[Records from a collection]

"""

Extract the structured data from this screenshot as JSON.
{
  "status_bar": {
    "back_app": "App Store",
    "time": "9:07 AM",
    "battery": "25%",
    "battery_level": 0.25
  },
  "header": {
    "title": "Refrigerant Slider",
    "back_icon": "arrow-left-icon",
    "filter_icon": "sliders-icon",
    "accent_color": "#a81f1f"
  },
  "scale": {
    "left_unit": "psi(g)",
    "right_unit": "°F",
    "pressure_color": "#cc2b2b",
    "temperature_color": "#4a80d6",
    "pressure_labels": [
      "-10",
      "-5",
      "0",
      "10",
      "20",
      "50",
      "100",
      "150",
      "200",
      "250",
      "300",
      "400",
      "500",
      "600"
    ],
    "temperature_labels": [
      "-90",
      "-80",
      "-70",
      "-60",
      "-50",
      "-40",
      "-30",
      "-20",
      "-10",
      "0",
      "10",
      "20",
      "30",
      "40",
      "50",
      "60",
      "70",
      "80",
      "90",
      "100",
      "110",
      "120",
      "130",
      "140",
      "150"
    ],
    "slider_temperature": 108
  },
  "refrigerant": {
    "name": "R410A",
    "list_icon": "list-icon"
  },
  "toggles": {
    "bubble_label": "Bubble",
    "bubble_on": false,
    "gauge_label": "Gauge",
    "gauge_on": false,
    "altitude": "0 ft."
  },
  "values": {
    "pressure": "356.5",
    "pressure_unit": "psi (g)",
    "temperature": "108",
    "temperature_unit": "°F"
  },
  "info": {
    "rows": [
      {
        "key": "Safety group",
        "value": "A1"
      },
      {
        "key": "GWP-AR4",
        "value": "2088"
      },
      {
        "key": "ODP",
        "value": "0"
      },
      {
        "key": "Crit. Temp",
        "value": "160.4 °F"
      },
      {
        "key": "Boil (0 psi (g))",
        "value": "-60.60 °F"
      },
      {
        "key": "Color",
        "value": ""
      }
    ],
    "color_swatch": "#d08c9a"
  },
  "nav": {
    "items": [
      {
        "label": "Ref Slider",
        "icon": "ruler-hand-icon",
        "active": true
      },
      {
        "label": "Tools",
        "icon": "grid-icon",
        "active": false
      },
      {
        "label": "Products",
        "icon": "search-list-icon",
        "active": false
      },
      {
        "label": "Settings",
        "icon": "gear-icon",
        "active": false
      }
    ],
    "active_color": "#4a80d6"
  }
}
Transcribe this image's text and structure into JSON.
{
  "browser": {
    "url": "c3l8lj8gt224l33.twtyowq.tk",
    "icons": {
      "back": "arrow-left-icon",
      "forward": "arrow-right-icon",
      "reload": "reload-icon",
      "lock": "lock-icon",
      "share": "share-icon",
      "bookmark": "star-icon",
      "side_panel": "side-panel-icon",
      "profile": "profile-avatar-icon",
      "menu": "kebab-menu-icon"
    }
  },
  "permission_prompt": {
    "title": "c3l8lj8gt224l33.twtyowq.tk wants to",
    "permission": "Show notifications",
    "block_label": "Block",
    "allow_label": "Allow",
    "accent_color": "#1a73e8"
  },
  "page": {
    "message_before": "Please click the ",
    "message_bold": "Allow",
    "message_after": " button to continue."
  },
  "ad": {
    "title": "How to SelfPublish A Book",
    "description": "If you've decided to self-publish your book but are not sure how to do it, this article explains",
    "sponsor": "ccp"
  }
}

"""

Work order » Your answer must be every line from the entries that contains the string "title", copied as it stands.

Task solution »
    "title": "Refrigerant Slider",
    "title": "c3l8lj8gt224l33.twtyowq.tk wants to",
    "title": "How to SelfPublish A Book",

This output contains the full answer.